* [Task goal]:
Each record must be reproduced exactly as it is shown.

═════ The input ═════

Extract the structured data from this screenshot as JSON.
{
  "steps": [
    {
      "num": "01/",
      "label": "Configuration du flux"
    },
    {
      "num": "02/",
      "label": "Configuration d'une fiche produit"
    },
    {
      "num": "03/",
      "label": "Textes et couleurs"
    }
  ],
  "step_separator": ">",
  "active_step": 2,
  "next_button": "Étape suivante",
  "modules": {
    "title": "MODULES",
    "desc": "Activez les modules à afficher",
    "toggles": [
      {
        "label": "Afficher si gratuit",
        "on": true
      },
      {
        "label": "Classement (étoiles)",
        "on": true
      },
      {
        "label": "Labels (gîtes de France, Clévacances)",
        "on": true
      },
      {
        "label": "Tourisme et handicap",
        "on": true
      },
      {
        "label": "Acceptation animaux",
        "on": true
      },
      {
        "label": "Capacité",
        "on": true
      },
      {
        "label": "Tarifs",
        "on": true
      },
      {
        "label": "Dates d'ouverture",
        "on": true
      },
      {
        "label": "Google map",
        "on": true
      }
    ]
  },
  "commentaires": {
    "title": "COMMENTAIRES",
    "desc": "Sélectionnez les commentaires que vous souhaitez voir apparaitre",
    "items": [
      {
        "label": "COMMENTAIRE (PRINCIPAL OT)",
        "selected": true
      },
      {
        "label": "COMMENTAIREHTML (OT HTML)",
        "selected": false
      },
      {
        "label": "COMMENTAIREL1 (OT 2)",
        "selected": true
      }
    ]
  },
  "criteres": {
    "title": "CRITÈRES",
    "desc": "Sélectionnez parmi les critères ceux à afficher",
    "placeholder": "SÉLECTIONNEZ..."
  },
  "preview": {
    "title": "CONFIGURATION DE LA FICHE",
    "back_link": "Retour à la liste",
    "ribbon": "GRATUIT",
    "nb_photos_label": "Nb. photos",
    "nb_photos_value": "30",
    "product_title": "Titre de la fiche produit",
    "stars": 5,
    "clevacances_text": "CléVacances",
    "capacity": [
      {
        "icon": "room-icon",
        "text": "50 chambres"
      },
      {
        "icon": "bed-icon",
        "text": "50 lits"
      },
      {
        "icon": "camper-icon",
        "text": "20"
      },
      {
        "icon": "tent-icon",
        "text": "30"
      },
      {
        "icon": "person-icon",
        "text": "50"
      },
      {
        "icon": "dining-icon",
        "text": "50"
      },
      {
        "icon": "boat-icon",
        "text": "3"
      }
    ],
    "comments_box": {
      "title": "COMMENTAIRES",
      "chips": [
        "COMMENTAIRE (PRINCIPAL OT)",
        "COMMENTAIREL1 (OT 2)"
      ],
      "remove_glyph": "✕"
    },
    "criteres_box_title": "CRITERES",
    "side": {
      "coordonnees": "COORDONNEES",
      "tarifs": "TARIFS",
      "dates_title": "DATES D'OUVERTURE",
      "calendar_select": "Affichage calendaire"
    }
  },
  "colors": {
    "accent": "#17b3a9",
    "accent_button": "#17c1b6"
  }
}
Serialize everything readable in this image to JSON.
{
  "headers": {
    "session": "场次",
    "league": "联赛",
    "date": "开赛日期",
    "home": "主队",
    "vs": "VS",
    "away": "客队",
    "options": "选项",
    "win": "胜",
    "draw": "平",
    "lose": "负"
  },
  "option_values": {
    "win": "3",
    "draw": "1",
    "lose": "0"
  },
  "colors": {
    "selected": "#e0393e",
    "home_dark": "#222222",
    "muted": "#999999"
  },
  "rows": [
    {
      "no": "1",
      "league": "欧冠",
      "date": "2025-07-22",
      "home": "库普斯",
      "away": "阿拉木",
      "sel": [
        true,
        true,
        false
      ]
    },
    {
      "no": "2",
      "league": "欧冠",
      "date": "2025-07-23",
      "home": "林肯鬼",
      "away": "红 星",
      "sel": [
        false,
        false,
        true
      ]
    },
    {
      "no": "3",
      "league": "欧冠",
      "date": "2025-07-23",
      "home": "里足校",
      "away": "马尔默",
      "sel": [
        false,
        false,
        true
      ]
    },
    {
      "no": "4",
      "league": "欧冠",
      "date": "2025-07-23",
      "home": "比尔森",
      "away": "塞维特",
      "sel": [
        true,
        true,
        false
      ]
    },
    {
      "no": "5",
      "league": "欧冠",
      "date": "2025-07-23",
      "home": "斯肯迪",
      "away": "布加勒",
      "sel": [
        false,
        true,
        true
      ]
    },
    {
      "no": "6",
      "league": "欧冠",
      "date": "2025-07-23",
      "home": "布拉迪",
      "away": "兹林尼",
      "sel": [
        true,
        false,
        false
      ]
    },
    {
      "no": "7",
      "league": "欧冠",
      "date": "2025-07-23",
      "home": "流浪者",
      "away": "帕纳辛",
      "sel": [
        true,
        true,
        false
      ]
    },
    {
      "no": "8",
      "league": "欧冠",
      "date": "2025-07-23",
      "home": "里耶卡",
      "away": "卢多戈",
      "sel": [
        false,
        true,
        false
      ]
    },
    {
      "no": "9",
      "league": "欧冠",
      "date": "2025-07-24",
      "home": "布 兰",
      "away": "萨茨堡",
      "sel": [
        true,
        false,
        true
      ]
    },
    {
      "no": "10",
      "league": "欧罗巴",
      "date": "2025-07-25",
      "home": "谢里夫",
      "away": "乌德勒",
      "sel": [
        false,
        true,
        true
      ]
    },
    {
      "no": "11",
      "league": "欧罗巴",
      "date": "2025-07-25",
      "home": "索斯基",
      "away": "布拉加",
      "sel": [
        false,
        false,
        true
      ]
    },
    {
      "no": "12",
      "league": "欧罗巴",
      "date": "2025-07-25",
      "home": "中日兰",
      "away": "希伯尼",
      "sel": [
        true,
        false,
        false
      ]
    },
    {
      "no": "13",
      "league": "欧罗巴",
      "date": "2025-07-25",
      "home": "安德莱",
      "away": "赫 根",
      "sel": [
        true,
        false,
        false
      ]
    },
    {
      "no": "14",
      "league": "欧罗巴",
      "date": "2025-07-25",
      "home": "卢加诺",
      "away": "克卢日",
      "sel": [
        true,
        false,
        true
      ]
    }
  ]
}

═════

* [Task output]:
Extract the structured data from this screenshot as JSON.
{
  "steps": [
    {
      "num": "01/",
      "label": "Configuration du flux"
    },
    {
      "num": "02/",
      "label": "Configuration d'une fiche produit"
    },
    {
      "num": "03/",
      "label": "Textes et couleurs"
    }
  ],
  "step_separator": ">",
  "active_step": 2,
  "next_button": "Étape suivante",
  "modules": {
    "title": "MODULES",
    "desc": "Activez les modules à afficher",
    "toggles": [
      {
        "label": "Afficher si gratuit",
        "on": true
      },
      {
        "label": "Classement (étoiles)",
        "on": true
      },
      {
        "label": "Labels (gîtes de France, Clévacances)",
        "on": true
      },
      {
        "label": "Tourisme et handicap",
        "on": true
      },
      {
        "label": "Acceptation animaux",
        "on": true
      },
      {
        "label": "Capacité",
        "on": true
      },
      {
        "label": "Tarifs",
        "on": true
      },
      {
        "label": "Dates d'ouverture",
        "on": true
      },
      {
        "label": "Google map",
        "on": true
      }
    ]
  },
  "commentaires": {
    "title": "COMMENTAIRES",
    "desc": "Sélectionnez les commentaires que vous souhaitez voir apparaitre",
    "items": [
      {
        "label": "COMMENTAIRE (PRINCIPAL OT)",
        "selected": true
      },
      {
        "label": "COMMENTAIREHTML (OT HTML)",
        "selected": false
      },
      {
        "label": "COMMENTAIREL1 (OT 2)",
        "selected": true
      }
    ]
  },
  "criteres": {
    "title": "CRITÈRES",
    "desc": "Sélectionnez parmi les critères ceux à afficher",
    "placeholder": "SÉLECTIONNEZ..."
  },
  "preview": {
    "title": "CONFIGURATION DE LA FICHE",
    "back_link": "Retour à la liste",
    "ribbon": "GRATUIT",
    "nb_photos_label": "Nb. photos",
    "nb_photos_value": "30",
    "product_title": "Titre de la fiche produit",
    "stars": 5,
    "clevacances_text": "CléVacances",
    "capacity": [
      {
        "icon": "room-icon",
        "text": "50 chambres"
      },
      {
        "icon": "bed-icon",
        "text": "50 lits"
      },
      {
        "icon": "camper-icon",
        "text": "20"
      },
      {
        "icon": "tent-icon",
        "text": "30"
      },
      {
        "icon": "person-icon",
        "text": "50"
      },
      {
        "icon": "dining-icon",
        "text": "50"
      },
      {
        "icon": "boat-icon",
        "text": "3"
      }
    ],
    "comments_box": {
      "title": "COMMENTAIRES",
      "chips": [
        "COMMENTAIRE (PRINCIPAL OT)",
        "COMMENTAIREL1 (OT 2)"
      ],
      "remove_glyph": "✕"
    },
    "criteres_box_title": "CRITERES",
    "side": {
      "coordonnees": "COORDONNEES",
      "tarifs": "TARIFS",
      "dates_title": "DATES D'OUVERTURE",
      "calendar_select": "Affichage calendaire"
    }
  },
  "colors": {
    "accent": "#17b3a9",
    "accent_button": "#17c1b6"
  }
}
Serialize everything readable in this image to JSON.
{
  "headers": {
    "session": "场次",
    "league": "联赛",
    "date": "开赛日期",
    "home": "主队",
    "vs": "VS",
    "away": "客队",
    "options": "选项",
    "win": "胜",
    "draw": "平",
    "lose": "负"
  },
  "option_values": {
    "win": "3",
    "draw": "1",
    "lose": "0"
  },
  "colors": {
    "selected": "#e0393e",
    "home_dark": "#222222",
    "muted": "#999999"
  },
  "rows": [
    {
      "no": "1",
      "league": "欧冠",
      "date": "2025-07-22",
      "home": "库普斯",
      "away": "阿拉木",
      "sel": [
        true,
        true,
        false
      ]
    },
    {
      "no": "2",
      "league": "欧冠",
      "date": "2025-07-23",
      "home": "林肯鬼",
      "away": "红 星",
      "sel": [
        false,
        false,
        true
      ]
    },
    {
      "no": "3",
      "league": "欧冠",
      "date": "2025-07-23",
      "home": "里足校",
      "away": "马尔默",
      "sel": [
        false,
        false,
        true
      ]
    },
    {
      "no": "4",
      "league": "欧冠",
      "date": "2025-07-23",
      "home": "比尔森",
      "away": "塞维特",
      "sel": [
        true,
        true,
        false
      ]
    },
    {
      "no": "5",
      "league": "欧冠",
      "date": "2025-07-23",
      "home": "斯肯迪",
      "away": "布加勒",
      "sel": [
        false,
        true,
        true
      ]
    },
    {
      "no": "6",
      "league": "欧冠",
      "date": "2025-07-23",
      "home": "布拉迪",
      "away": "兹林尼",
      "sel": [
        true,
        false,
        false
      ]
    },
    {
      "no": "7",
      "league": "欧冠",
      "date": "2025-07-23",
      "home": "流浪者",
      "away": "帕纳辛",
      "sel": [
        true,
        true,
        false
      ]
    },
    {
      "no": "8",
      "league": "欧冠",
      "date": "2025-07-23",
      "home": "里耶卡",
      "away": "卢多戈",
      "sel": [
        false,
        true,
        false
      ]
    },
    {
      "no": "9",
      "league": "欧冠",
      "date": "2025-07-24",
      "home": "布 兰",
      "away": "萨茨堡",
      "sel": [
        true,
        false,
        true
      ]
    },
    {
      "no": "10",
      "league": "欧罗巴",
      "date": "2025-07-25",
      "home": "谢里夫",
      "away": "乌德勒",
      "sel": [
        false,
        true,
        true
      ]
    },
    {
      "no": "11",
      "league": "欧罗巴",
      "date": "2025-07-25",
      "home": "索斯基",
      "away": "布拉加",
      "sel": [
        false,
        false,
        true
      ]
    },
    {
      "no": "12",
      "league": "欧罗巴",
      "date": "2025-07-25",
      "home": "中日兰",
      "away": "希伯尼",
      "sel": [
        true,
        false,
        false
      ]
    },
    {
      "no": "13",
      "league": "欧罗巴",
      "date": "2025-07-25",
      "home": "安德莱",
      "away": "赫 根",
      "sel": [
        true,
        false,
        false
      ]
    },
    {
      "no": "14",
      "league": "欧罗巴",
      "date": "2025-07-25",
      "home": "卢加诺",
      "away": "克卢日",
      "sel": [
        true,
        false,
        true
      ]
    }
  ]
}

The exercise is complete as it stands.